Lines with "initials" in them are to be located in the listing below and copied.

--- Exercise data ---

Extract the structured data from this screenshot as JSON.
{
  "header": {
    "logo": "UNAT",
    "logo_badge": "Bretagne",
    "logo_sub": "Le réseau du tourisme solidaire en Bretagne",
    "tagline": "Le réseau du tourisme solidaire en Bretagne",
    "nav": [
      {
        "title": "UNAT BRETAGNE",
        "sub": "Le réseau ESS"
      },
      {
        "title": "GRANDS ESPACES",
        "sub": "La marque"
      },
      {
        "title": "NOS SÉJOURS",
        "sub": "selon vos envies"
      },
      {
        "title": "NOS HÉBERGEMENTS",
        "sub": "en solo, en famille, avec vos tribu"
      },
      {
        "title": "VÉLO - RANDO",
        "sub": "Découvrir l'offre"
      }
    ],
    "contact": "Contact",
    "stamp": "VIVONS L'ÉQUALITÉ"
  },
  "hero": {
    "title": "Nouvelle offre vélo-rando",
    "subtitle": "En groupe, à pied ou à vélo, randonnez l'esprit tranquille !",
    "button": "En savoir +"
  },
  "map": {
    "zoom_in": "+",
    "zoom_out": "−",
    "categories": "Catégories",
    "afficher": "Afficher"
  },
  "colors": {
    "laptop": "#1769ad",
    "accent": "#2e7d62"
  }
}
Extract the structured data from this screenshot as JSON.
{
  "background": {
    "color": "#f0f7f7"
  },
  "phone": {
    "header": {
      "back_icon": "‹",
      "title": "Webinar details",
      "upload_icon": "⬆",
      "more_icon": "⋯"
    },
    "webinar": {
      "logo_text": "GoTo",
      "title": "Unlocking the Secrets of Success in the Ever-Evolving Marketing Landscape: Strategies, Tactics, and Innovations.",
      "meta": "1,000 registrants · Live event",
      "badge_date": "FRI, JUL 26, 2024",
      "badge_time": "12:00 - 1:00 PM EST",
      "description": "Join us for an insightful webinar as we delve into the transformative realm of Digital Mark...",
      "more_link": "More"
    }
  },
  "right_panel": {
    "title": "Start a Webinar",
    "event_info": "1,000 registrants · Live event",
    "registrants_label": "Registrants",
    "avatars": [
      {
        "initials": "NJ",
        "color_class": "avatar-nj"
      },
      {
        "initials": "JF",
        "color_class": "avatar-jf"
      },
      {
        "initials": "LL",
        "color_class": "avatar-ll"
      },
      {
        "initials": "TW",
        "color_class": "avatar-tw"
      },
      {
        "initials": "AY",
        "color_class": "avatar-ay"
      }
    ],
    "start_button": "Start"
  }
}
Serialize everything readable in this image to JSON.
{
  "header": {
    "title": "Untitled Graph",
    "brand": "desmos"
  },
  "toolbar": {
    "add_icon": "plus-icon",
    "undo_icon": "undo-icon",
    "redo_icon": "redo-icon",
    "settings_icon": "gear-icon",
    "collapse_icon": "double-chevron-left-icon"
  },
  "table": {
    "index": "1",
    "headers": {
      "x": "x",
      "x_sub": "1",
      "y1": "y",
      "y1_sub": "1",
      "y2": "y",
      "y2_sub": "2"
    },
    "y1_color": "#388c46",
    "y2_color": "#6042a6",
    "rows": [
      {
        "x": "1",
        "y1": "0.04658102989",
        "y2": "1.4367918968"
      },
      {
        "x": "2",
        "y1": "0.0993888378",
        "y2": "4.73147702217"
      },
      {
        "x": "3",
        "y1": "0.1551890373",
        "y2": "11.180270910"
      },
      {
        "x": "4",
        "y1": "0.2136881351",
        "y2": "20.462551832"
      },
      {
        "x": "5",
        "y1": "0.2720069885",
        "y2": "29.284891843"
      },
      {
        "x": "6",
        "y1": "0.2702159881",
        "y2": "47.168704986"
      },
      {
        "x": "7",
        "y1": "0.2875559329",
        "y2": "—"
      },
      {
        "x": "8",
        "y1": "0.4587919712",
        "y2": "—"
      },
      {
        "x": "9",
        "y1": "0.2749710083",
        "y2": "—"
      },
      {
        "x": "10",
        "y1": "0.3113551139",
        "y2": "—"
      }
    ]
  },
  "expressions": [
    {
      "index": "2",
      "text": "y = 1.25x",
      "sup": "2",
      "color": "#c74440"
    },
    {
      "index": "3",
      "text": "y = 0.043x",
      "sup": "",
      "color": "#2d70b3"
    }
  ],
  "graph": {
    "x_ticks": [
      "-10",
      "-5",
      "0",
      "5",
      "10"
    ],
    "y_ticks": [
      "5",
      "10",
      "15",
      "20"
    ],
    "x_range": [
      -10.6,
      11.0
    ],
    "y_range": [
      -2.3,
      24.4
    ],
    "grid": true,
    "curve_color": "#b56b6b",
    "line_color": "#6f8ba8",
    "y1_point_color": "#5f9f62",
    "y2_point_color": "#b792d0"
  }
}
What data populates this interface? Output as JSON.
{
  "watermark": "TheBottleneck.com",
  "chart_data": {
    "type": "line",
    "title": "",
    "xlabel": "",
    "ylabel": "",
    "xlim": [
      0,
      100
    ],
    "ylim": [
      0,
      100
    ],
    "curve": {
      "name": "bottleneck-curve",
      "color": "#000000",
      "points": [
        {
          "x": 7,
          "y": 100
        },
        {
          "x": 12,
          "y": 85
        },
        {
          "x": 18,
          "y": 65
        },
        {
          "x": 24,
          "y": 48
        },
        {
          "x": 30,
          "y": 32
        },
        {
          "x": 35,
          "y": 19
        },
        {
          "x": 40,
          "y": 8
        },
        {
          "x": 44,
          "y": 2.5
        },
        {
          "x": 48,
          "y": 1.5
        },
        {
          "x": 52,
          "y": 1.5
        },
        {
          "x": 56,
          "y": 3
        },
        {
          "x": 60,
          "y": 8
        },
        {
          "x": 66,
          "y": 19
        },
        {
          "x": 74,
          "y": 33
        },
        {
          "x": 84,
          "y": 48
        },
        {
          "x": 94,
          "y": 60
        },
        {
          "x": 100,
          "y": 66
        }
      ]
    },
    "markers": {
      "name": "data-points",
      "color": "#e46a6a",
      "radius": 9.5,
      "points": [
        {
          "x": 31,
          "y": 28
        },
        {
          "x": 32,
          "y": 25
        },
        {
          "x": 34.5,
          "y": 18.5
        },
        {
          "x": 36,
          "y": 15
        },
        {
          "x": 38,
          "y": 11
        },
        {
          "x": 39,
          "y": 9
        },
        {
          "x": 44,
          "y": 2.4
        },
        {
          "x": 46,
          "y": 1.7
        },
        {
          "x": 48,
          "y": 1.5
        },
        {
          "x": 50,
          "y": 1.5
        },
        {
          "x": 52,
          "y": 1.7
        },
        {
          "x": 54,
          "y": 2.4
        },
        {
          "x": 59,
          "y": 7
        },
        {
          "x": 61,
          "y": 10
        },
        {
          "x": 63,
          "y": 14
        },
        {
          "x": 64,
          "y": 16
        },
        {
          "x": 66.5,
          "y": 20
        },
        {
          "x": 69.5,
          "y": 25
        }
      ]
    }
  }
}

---

* [Exercise solution]:
        "initials": "NJ",
        "initials": "JF",
        "initials": "LL",
        "initials": "TW",
        "initials": "AY",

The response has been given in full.